→ **About this exercise**
Every line in the entries that holds the word "bằng" counts toward the answer, which should be a single number.

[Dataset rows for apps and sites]
--- START ---

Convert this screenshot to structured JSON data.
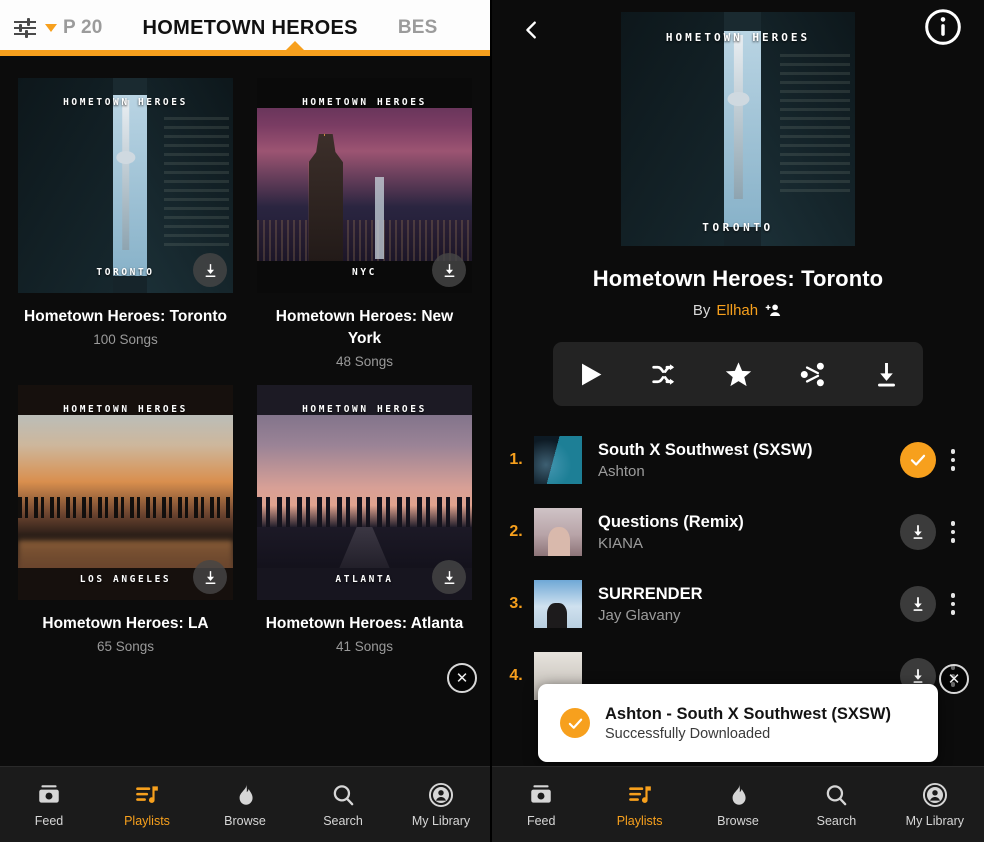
{
  "accent": "#F7A01D",
  "left": {
    "header": {
      "filter_icon": "sliders-icon",
      "caret_icon": "chevron-down-icon",
      "tabs": [
        {
          "label": "P 20",
          "active": false
        },
        {
          "label": "HOMETOWN HEROES",
          "active": true
        },
        {
          "label": "BES",
          "active": false
        }
      ]
    },
    "cards": [
      {
        "brand": "HOMETOWN HEROES",
        "city": "TORONTO",
        "title": "Hometown Heroes: Toronto",
        "songs": "100 Songs",
        "download_icon": "download-icon"
      },
      {
        "brand": "HOMETOWN HEROES",
        "city": "NYC",
        "title": "Hometown Heroes: New York",
        "songs": "48 Songs",
        "download_icon": "download-icon"
      },
      {
        "brand": "HOMETOWN HEROES",
        "city": "LOS ANGELES",
        "title": "Hometown Heroes: LA",
        "songs": "65 Songs",
        "download_icon": "download-icon"
      },
      {
        "brand": "HOMETOWN HEROES",
        "city": "ATLANTA",
        "title": "Hometown Heroes: Atlanta",
        "songs": "41 Songs",
        "download_icon": "download-icon"
      }
    ],
    "close_icon": "close-icon"
  },
  "right": {
    "back_icon": "back-chevron-icon",
    "info_icon": "info-icon",
    "cover": {
      "brand": "HOMETOWN HEROES",
      "city": "TORONTO"
    },
    "title": "Hometown Heroes: Toronto",
    "by_prefix": "By",
    "author": "Ellhah",
    "follow_icon": "add-person-icon",
    "actions": [
      {
        "name": "play-button",
        "icon": "play-icon"
      },
      {
        "name": "shuffle-button",
        "icon": "shuffle-icon"
      },
      {
        "name": "favorite-button",
        "icon": "star-icon"
      },
      {
        "name": "share-button",
        "icon": "share-icon"
      },
      {
        "name": "download-button",
        "icon": "download-icon"
      }
    ],
    "tracks": [
      {
        "num": "1.",
        "title": "South X Southwest (SXSW)",
        "artist": "Ashton",
        "state": "downloaded",
        "action_icon": "check-icon",
        "menu_icon": "kebab-menu-icon"
      },
      {
        "num": "2.",
        "title": "Questions (Remix)",
        "artist": "KIANA",
        "state": "available",
        "action_icon": "download-icon",
        "menu_icon": "kebab-menu-icon"
      },
      {
        "num": "3.",
        "title": "SURRENDER",
        "artist": "Jay Glavany",
        "state": "available",
        "action_icon": "download-icon",
        "menu_icon": "kebab-menu-icon"
      },
      {
        "num": "4.",
        "title": "",
        "artist": "",
        "state": "available",
        "action_icon": "download-icon",
        "menu_icon": "kebab-menu-icon"
      }
    ],
    "close_icon": "close-icon",
    "toast": {
      "check_icon": "check-icon",
      "title": "Ashton - South X Southwest (SXSW)",
      "subtitle": "Successfully Downloaded"
    }
  },
  "bottom_nav": [
    {
      "label": "Feed",
      "icon": "feed-icon",
      "active": false
    },
    {
      "label": "Playlists",
      "icon": "playlists-icon",
      "active": true
    },
    {
      "label": "Browse",
      "icon": "flame-icon",
      "active": false
    },
    {
      "label": "Search",
      "icon": "search-icon",
      "active": false
    },
    {
      "label": "My Library",
      "icon": "account-icon",
      "active": false
    }
  ]
}
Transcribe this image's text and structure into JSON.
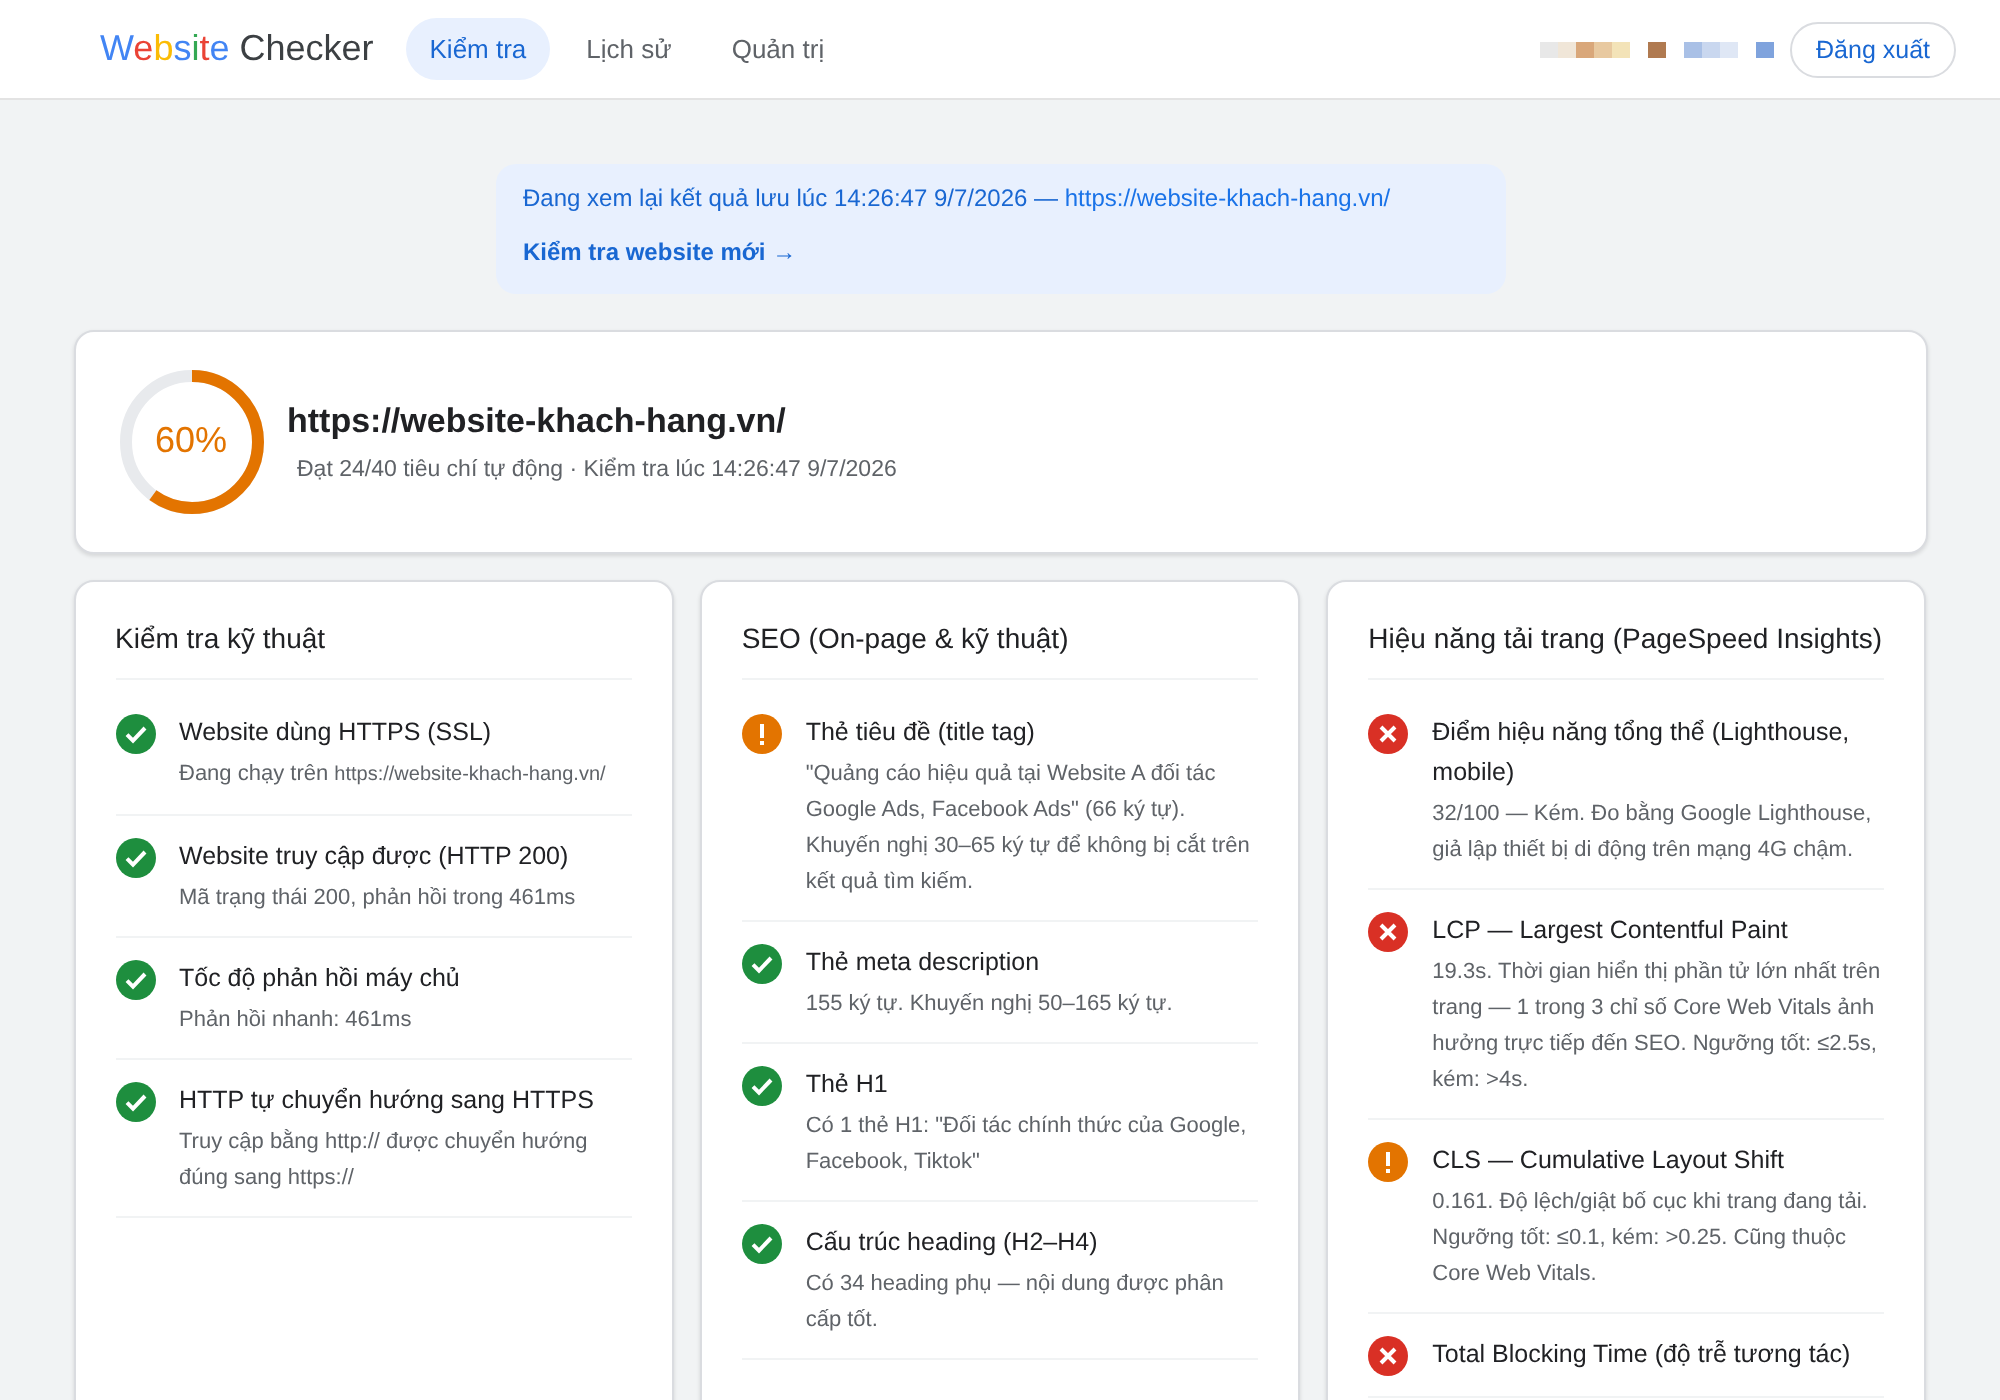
{
  "header": {
    "logo": "Website Checker",
    "nav": [
      {
        "label": "Kiểm tra",
        "selected": true
      },
      {
        "label": "Lịch sử",
        "selected": false
      },
      {
        "label": "Quản trị",
        "selected": false
      }
    ],
    "logout": "Đăng xuất"
  },
  "banner": {
    "text": "Đang xem lại kết quả lưu lúc 14:26:47 9/7/2026 — ",
    "link": "https://website-khach-hang.vn/",
    "action": "Kiểm tra website mới →"
  },
  "summary": {
    "score": "60%",
    "level": 0.6,
    "url": "https://website-khach-hang.vn/",
    "meta": "Đạt 24/40 tiêu chí tự động · Kiểm tra lúc 14:26:47 9/7/2026"
  },
  "sections": [
    {
      "title": "Kiểm tra kỹ thuật",
      "items": [
        {
          "kind": "pass",
          "title": "Website dùng HTTPS (SSL)",
          "desc": "Đang chạy trên ",
          "code": "https://website-khach-hang.vn/"
        },
        {
          "kind": "pass",
          "title": "Website truy cập được (HTTP 200)",
          "desc": "Mã trạng thái 200, phản hồi trong 461ms"
        },
        {
          "kind": "pass",
          "title": "Tốc độ phản hồi máy chủ",
          "desc": "Phản hồi nhanh: 461ms"
        },
        {
          "kind": "pass",
          "title": "HTTP tự chuyển hướng sang HTTPS",
          "desc": "Truy cập bằng http:// được chuyển hướng đúng sang https://"
        }
      ]
    },
    {
      "title": "SEO (On-page & kỹ thuật)",
      "items": [
        {
          "kind": "warn",
          "title": "Thẻ tiêu đề (title tag)",
          "desc": "\"Quảng cáo hiệu quả tại Website A     đối tác Google Ads, Facebook Ads\" (66 ký tự). Khuyến nghị 30–65 ký tự để không bị cắt trên kết quả tìm kiếm."
        },
        {
          "kind": "pass",
          "title": "Thẻ meta description",
          "desc": "155 ký tự. Khuyến nghị 50–165 ký tự."
        },
        {
          "kind": "pass",
          "title": "Thẻ H1",
          "desc": "Có 1 thẻ H1: \"Đối tác chính thức của Google, Facebook, Tiktok\""
        },
        {
          "kind": "pass",
          "title": "Cấu trúc heading (H2–H4)",
          "desc": "Có 34 heading phụ — nội dung được phân cấp tốt."
        }
      ]
    },
    {
      "title": "Hiệu năng tải trang (PageSpeed Insights)",
      "items": [
        {
          "kind": "fail",
          "title": "Điểm hiệu năng tổng thể (Lighthouse, mobile)",
          "desc": "32/100 — Kém. Đo bằng Google Lighthouse, giả lập thiết bị di động trên mạng 4G chậm."
        },
        {
          "kind": "fail",
          "title": "LCP — Largest Contentful Paint",
          "desc": "19.3s. Thời gian hiển thị phần tử lớn nhất trên trang — 1 trong 3 chỉ số Core Web Vitals ảnh hưởng trực tiếp đến SEO. Ngưỡng tốt: ≤2.5s, kém: >4s."
        },
        {
          "kind": "warn",
          "title": "CLS — Cumulative Layout Shift",
          "desc": "0.161. Độ lệch/giật bố cục khi trang đang tải. Ngưỡng tốt: ≤0.1, kém: >0.25. Cũng thuộc Core Web Vitals."
        },
        {
          "kind": "fail",
          "title": "Total Blocking Time (độ trễ tương tác)"
        }
      ]
    }
  ]
}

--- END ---

→ **Answer for this exercise**
2